[Dataset rows describing interfaces]
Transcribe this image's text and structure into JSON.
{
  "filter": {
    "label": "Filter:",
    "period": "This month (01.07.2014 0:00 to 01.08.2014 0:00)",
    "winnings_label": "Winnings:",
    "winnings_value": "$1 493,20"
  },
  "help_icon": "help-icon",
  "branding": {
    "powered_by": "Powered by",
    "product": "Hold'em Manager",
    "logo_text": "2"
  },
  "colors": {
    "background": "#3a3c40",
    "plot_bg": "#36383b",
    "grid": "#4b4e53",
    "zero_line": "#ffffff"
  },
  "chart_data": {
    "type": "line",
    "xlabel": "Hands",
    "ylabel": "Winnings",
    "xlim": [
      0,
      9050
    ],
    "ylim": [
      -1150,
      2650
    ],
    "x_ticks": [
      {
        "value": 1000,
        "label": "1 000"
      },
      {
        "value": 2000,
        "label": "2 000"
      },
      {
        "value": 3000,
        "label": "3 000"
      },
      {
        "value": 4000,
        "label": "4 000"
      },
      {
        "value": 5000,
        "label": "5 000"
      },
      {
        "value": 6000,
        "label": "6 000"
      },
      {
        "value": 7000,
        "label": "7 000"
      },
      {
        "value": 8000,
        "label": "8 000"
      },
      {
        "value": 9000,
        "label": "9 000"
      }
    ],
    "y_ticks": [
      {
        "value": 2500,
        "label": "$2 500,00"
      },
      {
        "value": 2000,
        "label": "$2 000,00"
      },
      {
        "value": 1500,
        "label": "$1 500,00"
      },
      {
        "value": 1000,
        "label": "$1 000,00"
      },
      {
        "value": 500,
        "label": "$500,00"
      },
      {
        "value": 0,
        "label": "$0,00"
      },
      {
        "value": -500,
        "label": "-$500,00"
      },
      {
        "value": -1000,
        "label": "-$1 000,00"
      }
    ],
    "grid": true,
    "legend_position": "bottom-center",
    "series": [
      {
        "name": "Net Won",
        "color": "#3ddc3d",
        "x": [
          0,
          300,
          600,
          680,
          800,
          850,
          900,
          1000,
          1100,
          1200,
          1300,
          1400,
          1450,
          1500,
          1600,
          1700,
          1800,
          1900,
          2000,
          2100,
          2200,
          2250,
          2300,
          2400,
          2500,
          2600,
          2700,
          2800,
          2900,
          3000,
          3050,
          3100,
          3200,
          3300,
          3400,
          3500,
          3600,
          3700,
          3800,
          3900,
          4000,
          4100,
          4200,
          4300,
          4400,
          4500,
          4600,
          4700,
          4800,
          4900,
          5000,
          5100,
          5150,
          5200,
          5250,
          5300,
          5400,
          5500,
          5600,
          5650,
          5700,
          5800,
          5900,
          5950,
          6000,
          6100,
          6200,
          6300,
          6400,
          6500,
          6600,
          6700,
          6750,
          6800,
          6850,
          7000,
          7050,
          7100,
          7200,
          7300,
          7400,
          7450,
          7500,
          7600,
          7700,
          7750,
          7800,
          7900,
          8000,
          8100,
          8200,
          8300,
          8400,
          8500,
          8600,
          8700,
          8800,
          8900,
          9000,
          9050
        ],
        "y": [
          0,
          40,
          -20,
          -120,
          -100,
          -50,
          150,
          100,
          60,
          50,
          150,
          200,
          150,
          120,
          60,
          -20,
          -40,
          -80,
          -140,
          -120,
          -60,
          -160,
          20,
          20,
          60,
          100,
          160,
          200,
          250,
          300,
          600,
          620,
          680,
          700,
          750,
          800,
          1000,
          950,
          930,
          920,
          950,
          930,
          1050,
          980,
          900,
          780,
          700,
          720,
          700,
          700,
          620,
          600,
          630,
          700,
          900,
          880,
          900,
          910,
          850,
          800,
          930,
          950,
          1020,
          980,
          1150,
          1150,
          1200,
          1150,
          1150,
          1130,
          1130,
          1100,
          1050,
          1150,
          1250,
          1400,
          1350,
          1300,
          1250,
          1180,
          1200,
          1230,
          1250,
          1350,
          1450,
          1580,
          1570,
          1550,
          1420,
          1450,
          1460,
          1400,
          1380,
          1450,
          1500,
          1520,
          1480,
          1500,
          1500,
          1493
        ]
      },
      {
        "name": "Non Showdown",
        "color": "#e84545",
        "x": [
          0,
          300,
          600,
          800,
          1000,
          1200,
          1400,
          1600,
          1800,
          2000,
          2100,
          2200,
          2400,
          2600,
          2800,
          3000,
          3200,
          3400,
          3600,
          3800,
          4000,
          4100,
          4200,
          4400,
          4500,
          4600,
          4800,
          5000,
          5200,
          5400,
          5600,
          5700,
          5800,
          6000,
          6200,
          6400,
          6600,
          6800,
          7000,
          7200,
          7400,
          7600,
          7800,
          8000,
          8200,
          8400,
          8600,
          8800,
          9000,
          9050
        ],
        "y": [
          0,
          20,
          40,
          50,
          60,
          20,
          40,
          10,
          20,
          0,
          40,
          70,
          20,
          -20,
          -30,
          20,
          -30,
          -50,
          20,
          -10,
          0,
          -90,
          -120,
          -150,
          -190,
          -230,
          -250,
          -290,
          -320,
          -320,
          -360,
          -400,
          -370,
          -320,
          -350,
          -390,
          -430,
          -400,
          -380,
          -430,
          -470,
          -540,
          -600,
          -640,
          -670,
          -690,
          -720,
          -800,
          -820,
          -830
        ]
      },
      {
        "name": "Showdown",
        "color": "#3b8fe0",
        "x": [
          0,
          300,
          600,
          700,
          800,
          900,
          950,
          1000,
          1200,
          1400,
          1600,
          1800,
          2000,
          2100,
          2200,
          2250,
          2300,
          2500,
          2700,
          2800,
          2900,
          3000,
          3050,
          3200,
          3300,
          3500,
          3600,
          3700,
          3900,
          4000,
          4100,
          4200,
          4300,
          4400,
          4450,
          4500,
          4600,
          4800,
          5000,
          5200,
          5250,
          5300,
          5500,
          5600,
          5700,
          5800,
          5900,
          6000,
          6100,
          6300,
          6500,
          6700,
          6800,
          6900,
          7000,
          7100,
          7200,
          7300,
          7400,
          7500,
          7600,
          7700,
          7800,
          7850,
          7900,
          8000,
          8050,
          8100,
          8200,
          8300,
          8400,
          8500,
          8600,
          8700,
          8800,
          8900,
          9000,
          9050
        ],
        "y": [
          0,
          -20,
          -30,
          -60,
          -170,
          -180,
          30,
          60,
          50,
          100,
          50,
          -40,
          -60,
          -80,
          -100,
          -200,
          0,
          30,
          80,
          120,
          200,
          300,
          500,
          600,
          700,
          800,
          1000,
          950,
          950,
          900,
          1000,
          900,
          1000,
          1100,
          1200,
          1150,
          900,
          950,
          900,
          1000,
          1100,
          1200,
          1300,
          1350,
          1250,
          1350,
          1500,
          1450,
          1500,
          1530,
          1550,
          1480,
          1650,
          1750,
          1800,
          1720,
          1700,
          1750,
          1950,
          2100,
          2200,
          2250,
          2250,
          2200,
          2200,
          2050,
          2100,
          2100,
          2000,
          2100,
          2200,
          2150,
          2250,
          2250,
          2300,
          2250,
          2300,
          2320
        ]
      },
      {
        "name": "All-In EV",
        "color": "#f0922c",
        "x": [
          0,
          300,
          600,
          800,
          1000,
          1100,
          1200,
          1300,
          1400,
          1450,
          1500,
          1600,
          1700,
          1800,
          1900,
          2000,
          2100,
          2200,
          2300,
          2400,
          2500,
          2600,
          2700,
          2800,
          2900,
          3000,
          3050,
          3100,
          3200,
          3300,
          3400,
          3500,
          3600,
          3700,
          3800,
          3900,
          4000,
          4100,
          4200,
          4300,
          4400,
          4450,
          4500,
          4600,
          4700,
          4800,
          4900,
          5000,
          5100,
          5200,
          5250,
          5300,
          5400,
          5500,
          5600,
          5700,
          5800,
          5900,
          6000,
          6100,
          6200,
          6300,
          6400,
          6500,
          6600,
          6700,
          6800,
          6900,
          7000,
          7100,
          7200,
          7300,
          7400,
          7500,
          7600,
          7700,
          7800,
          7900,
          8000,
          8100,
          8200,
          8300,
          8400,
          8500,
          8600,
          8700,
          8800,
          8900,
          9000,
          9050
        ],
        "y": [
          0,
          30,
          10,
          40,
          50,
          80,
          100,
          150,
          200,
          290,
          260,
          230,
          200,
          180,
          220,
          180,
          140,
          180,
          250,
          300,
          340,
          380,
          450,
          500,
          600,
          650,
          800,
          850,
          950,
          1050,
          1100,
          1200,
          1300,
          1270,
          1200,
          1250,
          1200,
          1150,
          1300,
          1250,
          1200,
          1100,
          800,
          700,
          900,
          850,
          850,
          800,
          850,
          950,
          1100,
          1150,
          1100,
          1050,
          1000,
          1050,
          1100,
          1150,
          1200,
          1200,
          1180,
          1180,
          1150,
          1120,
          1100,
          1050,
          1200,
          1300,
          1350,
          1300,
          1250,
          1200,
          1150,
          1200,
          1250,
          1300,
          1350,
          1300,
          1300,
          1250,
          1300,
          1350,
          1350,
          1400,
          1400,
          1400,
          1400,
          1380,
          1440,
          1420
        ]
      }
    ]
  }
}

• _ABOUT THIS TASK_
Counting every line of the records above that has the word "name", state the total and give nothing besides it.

• _ANSWER TO THIS TASK_
4